13.  SCM SaaS breathlessly enters the enterprise mix 

We will close out 2015 talking about Supply Chain SaaS platforms in the same breathless manner in which we currently look at Salesforce and Workday in particular. The opportunities for increased agility, flexibility and reduced operating costs are too great in supply chain for this not to take root in a much more significant way in 2015. The set of SCM BPO service provider offerings around such a platform (or platforms) should be integral to the way that we evaluate service providers in our next SCM BPO Blueprint in 2015.

14. Engineering services finally evolves from niche to mainstream

There is a latent outsourcing potential in engineering services, but it is trapped inside clients’ shared service and captive centers. Now with the emergence of engineering analytics, M2M and IoT, service providers have better value propositions to offer engineering services in the third-party outsourcing model. We predict that top 6 India-centric service providers – TCS, Cognizant, Infosys, Wipro, HCL, and Tech Mahindra – will be interested in acquisitions of both captives and niche service providers in this space in 2015.

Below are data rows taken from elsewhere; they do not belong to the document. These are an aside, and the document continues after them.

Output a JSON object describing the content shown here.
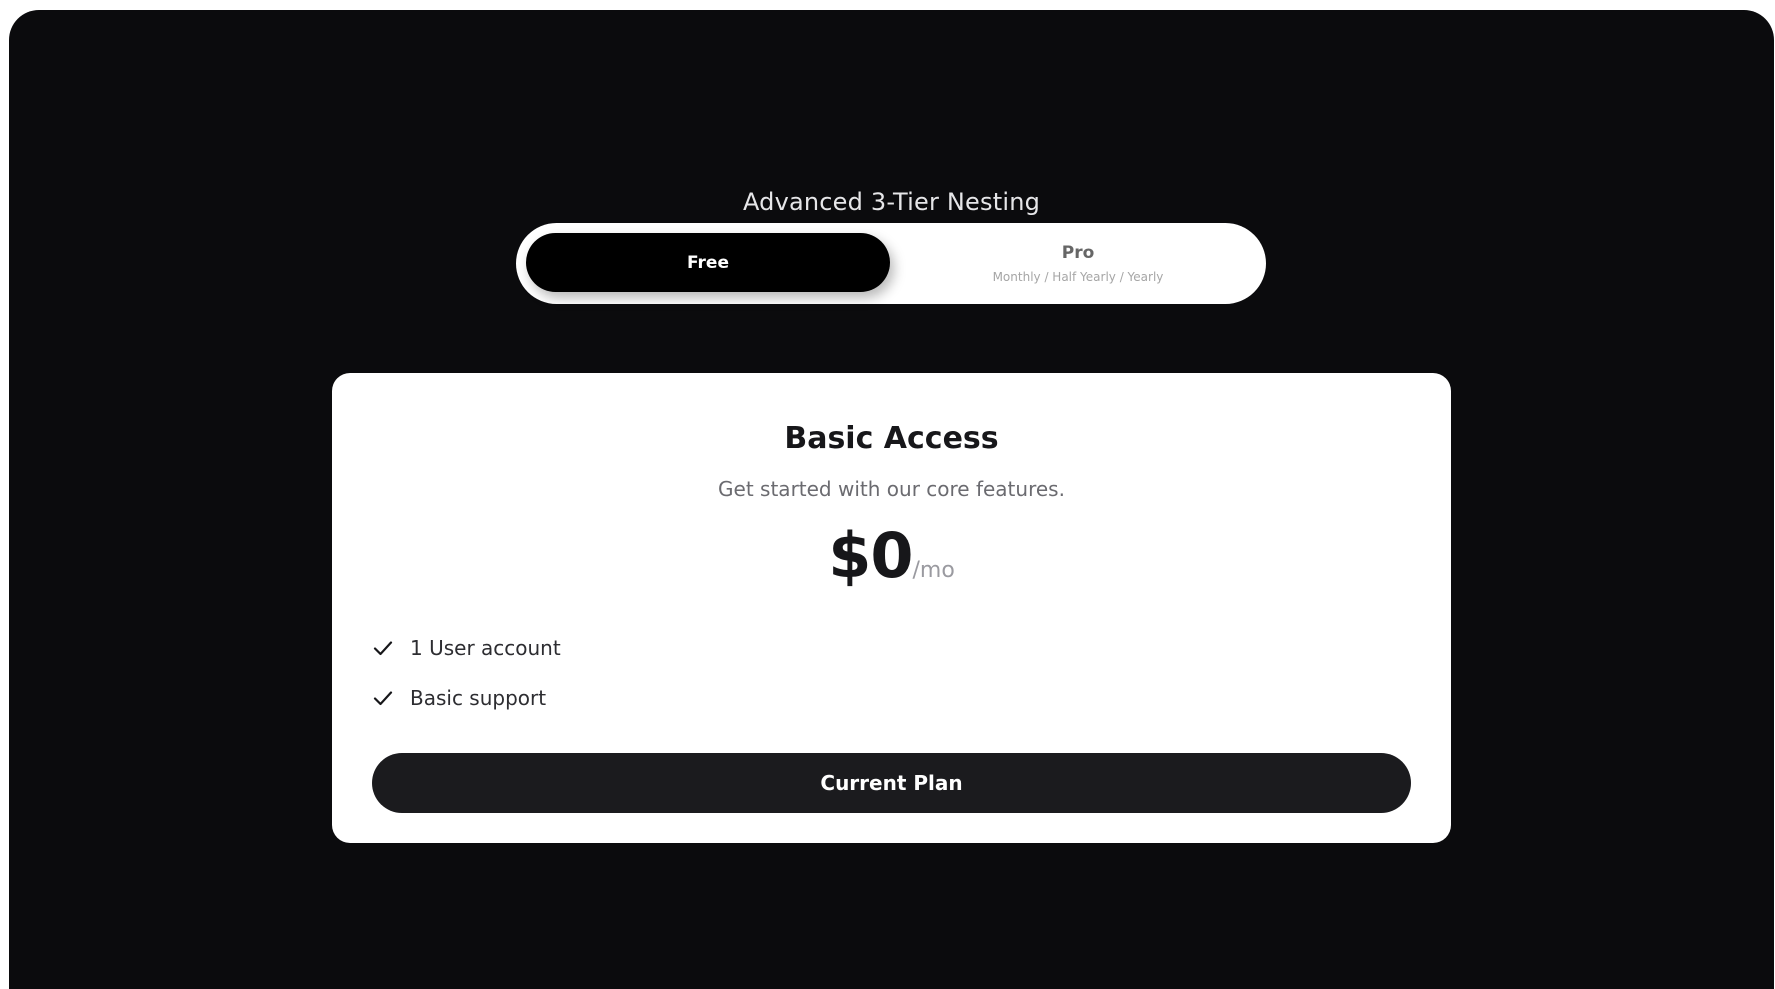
{
  "heading": "Advanced 3-Tier Nesting",
  "toggle": {
    "free_label": "Free",
    "pro_label": "Pro",
    "pro_sublabel": "Monthly / Half Yearly / Yearly",
    "selected": "Free"
  },
  "card": {
    "title": "Basic Access",
    "description": "Get started with our core features.",
    "price": "$0",
    "period": "/mo",
    "features": [
      {
        "icon": "check-icon",
        "label": "1 User account"
      },
      {
        "icon": "check-icon",
        "label": "Basic support"
      }
    ],
    "cta_label": "Current Plan"
  },
  "colors": {
    "background": "#0b0b0d",
    "card": "#ffffff",
    "toggle_active": "#000000",
    "cta": "#1b1b1e"
  }
}
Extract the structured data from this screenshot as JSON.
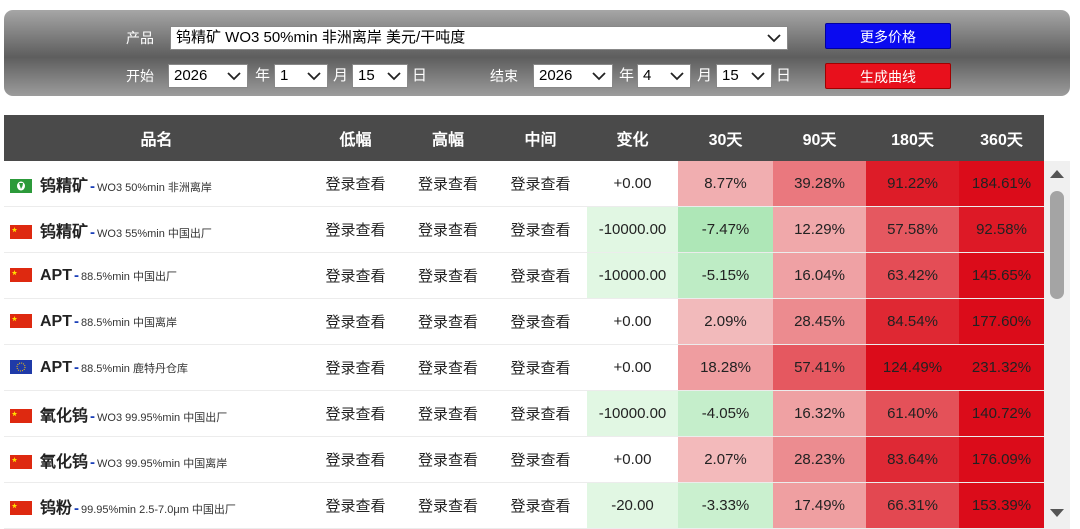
{
  "controls": {
    "product_label": "产品",
    "product_value": "钨精矿 WO3 50%min 非洲离岸 美元/干吨度",
    "start_label": "开始",
    "end_label": "结束",
    "start_year": "2026",
    "start_month": "1",
    "start_day": "15",
    "end_year": "2026",
    "end_month": "4",
    "end_day": "15",
    "year_unit": "年",
    "month_unit": "月",
    "day_unit": "日",
    "more_prices": "更多价格",
    "generate_curve": "生成曲线"
  },
  "table": {
    "headers": [
      "品名",
      "低幅",
      "高幅",
      "中间",
      "变化",
      "30天",
      "90天",
      "180天",
      "360天"
    ],
    "rows": [
      {
        "flag": "africa",
        "name": "钨精矿",
        "spec": "WO3 50%min 非洲离岸",
        "low": "登录查看",
        "high": "登录查看",
        "mid": "登录查看",
        "change": "+0.00",
        "d30": "8.77%",
        "d90": "39.28%",
        "d180": "91.22%",
        "d360": "184.61%"
      },
      {
        "flag": "china",
        "name": "钨精矿",
        "spec": "WO3 55%min 中国出厂",
        "low": "登录查看",
        "high": "登录查看",
        "mid": "登录查看",
        "change": "-10000.00",
        "d30": "-7.47%",
        "d90": "12.29%",
        "d180": "57.58%",
        "d360": "92.58%"
      },
      {
        "flag": "china",
        "name": "APT",
        "spec": "88.5%min 中国出厂",
        "low": "登录查看",
        "high": "登录查看",
        "mid": "登录查看",
        "change": "-10000.00",
        "d30": "-5.15%",
        "d90": "16.04%",
        "d180": "63.42%",
        "d360": "145.65%"
      },
      {
        "flag": "china",
        "name": "APT",
        "spec": "88.5%min 中国离岸",
        "low": "登录查看",
        "high": "登录查看",
        "mid": "登录查看",
        "change": "+0.00",
        "d30": "2.09%",
        "d90": "28.45%",
        "d180": "84.54%",
        "d360": "177.60%"
      },
      {
        "flag": "eu",
        "name": "APT",
        "spec": "88.5%min 鹿特丹仓库",
        "low": "登录查看",
        "high": "登录查看",
        "mid": "登录查看",
        "change": "+0.00",
        "d30": "18.28%",
        "d90": "57.41%",
        "d180": "124.49%",
        "d360": "231.32%"
      },
      {
        "flag": "china",
        "name": "氧化钨",
        "spec": "WO3 99.95%min 中国出厂",
        "low": "登录查看",
        "high": "登录查看",
        "mid": "登录查看",
        "change": "-10000.00",
        "d30": "-4.05%",
        "d90": "16.32%",
        "d180": "61.40%",
        "d360": "140.72%"
      },
      {
        "flag": "china",
        "name": "氧化钨",
        "spec": "WO3 99.95%min 中国离岸",
        "low": "登录查看",
        "high": "登录查看",
        "mid": "登录查看",
        "change": "+0.00",
        "d30": "2.07%",
        "d90": "28.23%",
        "d180": "83.64%",
        "d360": "176.09%"
      },
      {
        "flag": "china",
        "name": "钨粉",
        "spec": "99.95%min 2.5-7.0μm 中国出厂",
        "low": "登录查看",
        "high": "登录查看",
        "mid": "登录查看",
        "change": "-20.00",
        "d30": "-3.33%",
        "d90": "17.49%",
        "d180": "66.31%",
        "d360": "153.39%"
      }
    ]
  }
}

15. Consolidation among India-heritage service providers has to happen

In the As-a-Service Economy, service providers needs specialization to triumph scale. But for mid-tier broad-based service providers the “as-a-service” economy may be the end of the road, and they may well start cashing out to tier-1 service providers before it is too late. Our top prediction in this space is that Tech Mahindra might be interested in a BFSI acquisition which inches them closer to their internal target of $5 billion in 2015. We think Mphasis or Polaris might be a good target for Tech Mahindra.  Virtusa is also an increasingly attractive ITO prospect with its grounding in the insurance sector and high growth potential. On the BPO side of the fence, EXL would make an attractive target for one of the larger service providers wanting more chops in the insurance industry and WNS has come off a good performance in 2014.  There may also be some interesting developments with Genpact which could either acquire of be acquired to fuse more tech-enablement scale and skill to dovetail with its huge base of BPO clientel.

16. Wearables – watches and glasses – suddenly begin to displace smartphones as the interface of interest and intent

It has been a long time predicted, but 2015 will finally see this opportunity become reality. Driven by Apple’s iWatch, Sony and Google’s glasses – we’ll start to see real applications of extending data and compute more directly into our personal environments in a way that makes the 2 dimensional smartphone appear like a brick.

17. IoT becomes the new catch-all… and for good reason

Driven by the trend on wearables above coupled with ongoing attention to M2M, mobility, and a need to move Digital discussions down to a level of action from the lofty level of strategy, IoT will become the new call to action and not just for large scale field assets but also for, say, bridging the actions of mobile workforces with centralized systems. i.e. It becomes the UberMobile and marketing efforts get spent around pushing this message out.

Phew.  If you made it this far,  you’ve already got one foot into 2016…. Happy New Year!

Posted in : Business Process Outsourcing (BPO), Cloud Computing, CRM and Marketing, Digital Transformation, Homepage, IT Outsourcing / IT Services, Robotic Process Automation, SaaS, PaaS, IaaS and BPaaS, Security and Risk, Social Networking, sourcing-change, Talent in Sourcing, The As-a-Service Economy, The Internet of Things


Leave a Reply

Your email address will not be published. Required fields are marked *

    Continue Reading